“The kindergarten shut its campus down together with the rest of public schools,” said Mei Yeh, the Assistant Director of Great Love Preschool. These measures were taken as a means of stopping in-person class without stopping learning. Nevertheless, director Yeh also expressed that, “Lacking in-person interaction under a normal educational environment still took a toll on the efficacy of kindergarten education.” To avoid interruption on a deeper level, the school regularly brainstormed about the most effective means of resuming in-person classes while reducing the risk of infection. Beginning in August of 2020, the preliminary work before the reopening included doubling down on sanitizing the campus environment, conducting training courses, and making sure all procedures conformed with the provisional reference manual that the CDC provided in addition to the TxHmL COVID-19 emergency rules. In carrying out these measures for campus pandemic prevention, all details for the reopening, no matter how small, were taken into account with the utmost care.

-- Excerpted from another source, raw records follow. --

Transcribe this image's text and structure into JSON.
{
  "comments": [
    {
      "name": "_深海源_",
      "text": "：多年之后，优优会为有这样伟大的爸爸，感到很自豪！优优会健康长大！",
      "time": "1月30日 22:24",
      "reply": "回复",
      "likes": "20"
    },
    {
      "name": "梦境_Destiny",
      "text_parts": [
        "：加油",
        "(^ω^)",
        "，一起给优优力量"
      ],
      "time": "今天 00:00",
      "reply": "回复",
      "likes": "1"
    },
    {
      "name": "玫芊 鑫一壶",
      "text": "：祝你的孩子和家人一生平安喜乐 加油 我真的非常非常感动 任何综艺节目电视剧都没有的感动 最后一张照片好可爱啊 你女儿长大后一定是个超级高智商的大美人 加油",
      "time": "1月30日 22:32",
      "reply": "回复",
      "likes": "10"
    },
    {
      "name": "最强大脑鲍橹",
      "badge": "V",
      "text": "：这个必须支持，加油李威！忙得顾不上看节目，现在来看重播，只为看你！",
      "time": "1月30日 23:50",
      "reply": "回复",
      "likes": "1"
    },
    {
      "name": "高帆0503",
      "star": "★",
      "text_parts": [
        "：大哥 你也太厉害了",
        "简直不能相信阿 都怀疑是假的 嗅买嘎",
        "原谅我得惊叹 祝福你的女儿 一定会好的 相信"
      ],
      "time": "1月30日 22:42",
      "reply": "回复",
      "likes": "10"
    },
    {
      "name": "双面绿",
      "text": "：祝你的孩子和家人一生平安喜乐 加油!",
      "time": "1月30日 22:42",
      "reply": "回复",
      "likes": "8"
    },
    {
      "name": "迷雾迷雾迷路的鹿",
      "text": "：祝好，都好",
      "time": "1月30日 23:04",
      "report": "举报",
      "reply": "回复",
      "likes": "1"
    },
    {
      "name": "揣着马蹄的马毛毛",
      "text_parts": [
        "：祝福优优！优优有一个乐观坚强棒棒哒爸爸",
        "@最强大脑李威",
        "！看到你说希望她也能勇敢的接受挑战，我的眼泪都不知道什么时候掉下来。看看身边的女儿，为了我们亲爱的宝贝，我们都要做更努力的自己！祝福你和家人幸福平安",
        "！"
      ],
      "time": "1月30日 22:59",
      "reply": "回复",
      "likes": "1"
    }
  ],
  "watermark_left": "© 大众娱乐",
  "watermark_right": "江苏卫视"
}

On August 17th, 2020, prior to the reopening, the kindergarten recorded a new video about relevant measures for pandemic prevention and published it on its Facebook page. Faced with the ongoing pandemic, the education team worked together to overcome the obstacles set forth with a team spirit, each doing their part. As for parents and kids, all fully cooperated with the school to achieve the greatest efficacy for pandemic prevention.
Educators also used the pandemic to cultivate a positive attitude when dealing with difficulties, rather than allowing negativity to take hold: “We took advantage of this pandemic as a learning opportunity for these kids, inculcating in their minds a good habit for personal hygiene,” Mei Yeh shared. “Meanwhile, we guided kids onto a path of positive action, which would demonstrate respect of and concern for fellow humans.”
Although the effects of the pandemic can still be felt, Tzu Chi’s compassionate educational practices endure with mindful attention to bring forth hope and joy.